EGG HARBOR TOWNSHIP – Seventeen-year-old Maria Herouvis of Linwood always had an interest in law enforcement, but it wasn’t until she attended the funeral of her uncle, New Jersey State Trooper Anthony R. Fotiou, who died in 2011, that she could envision herself in its ranks.
“They all came together as a family to honor him,” Herouvis said of the bond law enforcement officers have with one another. “There were members of the Coast Guard there, the state police, the military. It really inspired me.”
So she took the first step toward her goal in 2015 by joining the Egg Harbor Township Law Enforcement Explorer Post 94.

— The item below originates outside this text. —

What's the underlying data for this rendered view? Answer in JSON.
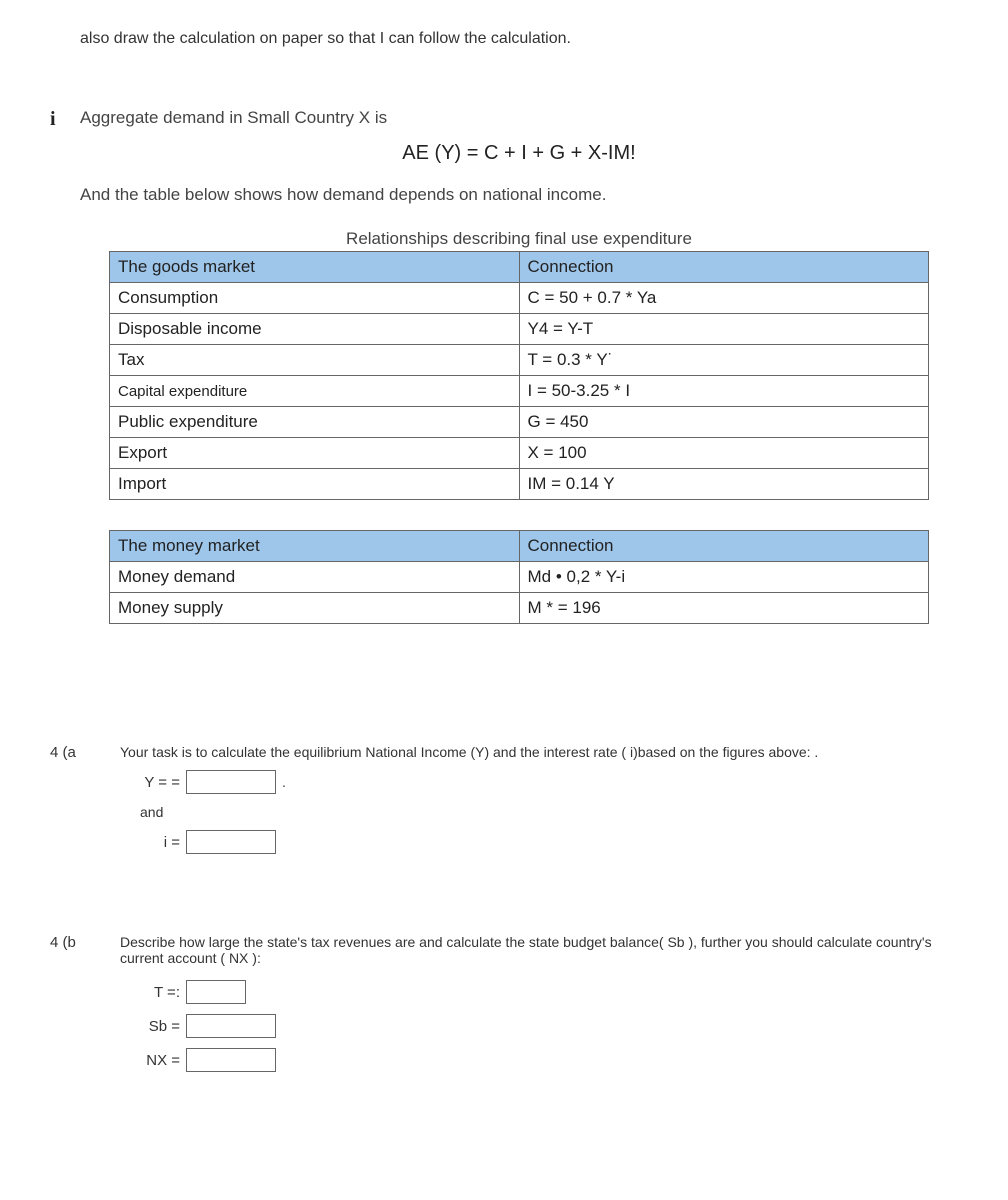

One of the most established of its kind for the region, the post just marked its 35th anniversary with a semi-annual trip to Arizona for the 2016 National Law Enforcement Exploring Conference, where members enjoyed a week of team and individual competitions, seminars, demonstrations, exhibits, recreation and fun.
Part of a national network of similar organizations, Egg Harbor Township’s Explorers post is a free youth program sponsored by the township police department, with assistance and support from several other local agencies, said Egg Harbor Township Police Officer Joseph Griffiths, the program’s leader.
The post, which meets weekly mostly at the Egg Harbor Township Police Department, includes mentoring, education and leadership training with fun-filled, hands-on activities that promote the growth and development of young minds. Guest speakers, field trips and social outings are also a part of the activities.
The leadership component offered by the Explorers suited Herouvis just right.
Now a senior at Mainland Regional High School, she was quickly promoted through the ranks to become a sergeant, one of two commanding officers.
She now plans to start college at Atlantic Cape Community College so she can complete the Explorer program, which is offered to age 20. Then, she will transfer to Stockton University to obtain a criminal justice degree, with the goal of becoming a member of the Egg Harbor Township Police Department.
The determination, poise and discipline she is learning through the post will serve her well in any job, but she said the particular policing skills they teach will definitely put her a step ahead of other police academy cadets when she’s old enough to enroll.
From learning handcuffing skills and how to respond to domestic conflict calls to doing ride-alongs and traffic accident response, the Explorers are learning real world skills that can be immediately implemented if they are hired as police officers.
While Herouvis has her mind set on one day becoming an officer, a large number of the post’s members don’t want pursue that path, said Griffiths, who also participated in the program as a teenager.
For those participants, it can still provide a confidence boost, discipline and community service hours that are desired on college applications.
Approximately 40 former Explorers gone onto careers in law enforcement, with many more entering other fields, he said.
“All of them, however, attribute the time they spent in the program as helping them learn to be productive citizens,” Griffiths said.
Darren Aberman, an officer with the Atlantic County Sheriff’s Department who assists the program, said the hands-on activities are designed to help the young adults become better decision makers.
He said members like Herouvis provide peer leadership as well.
“She is very good with the other Explorers. She has a positive influence on them and they look up to her for guidance,” Aberman said.
Herouvis said the leadership skills she has acquired have already served her well, as some of her peers criticize her participation.
She’s said she has been called “pig,” the common slang word for police officer, or her peers shout out “twelve’s here,” when she approaches, which is something that is said when the cops are spotted approaching the scene of some illegal activity.
But she doesn’t let it bother her.
“I know that one day they are going to be in need, and they will call us to help, not a drug dealer,” she said, adding that many of her friends are supportive and actually jealous that she was able to find her passion before even graduating from high school.
Griffiths said enrollment is ongoing.
New members must have graduated eighth grade, must between 14 and 20 years old and be willing to attend regular meetings and community assignments. Members do not need to live in Egg Harbor Township to join.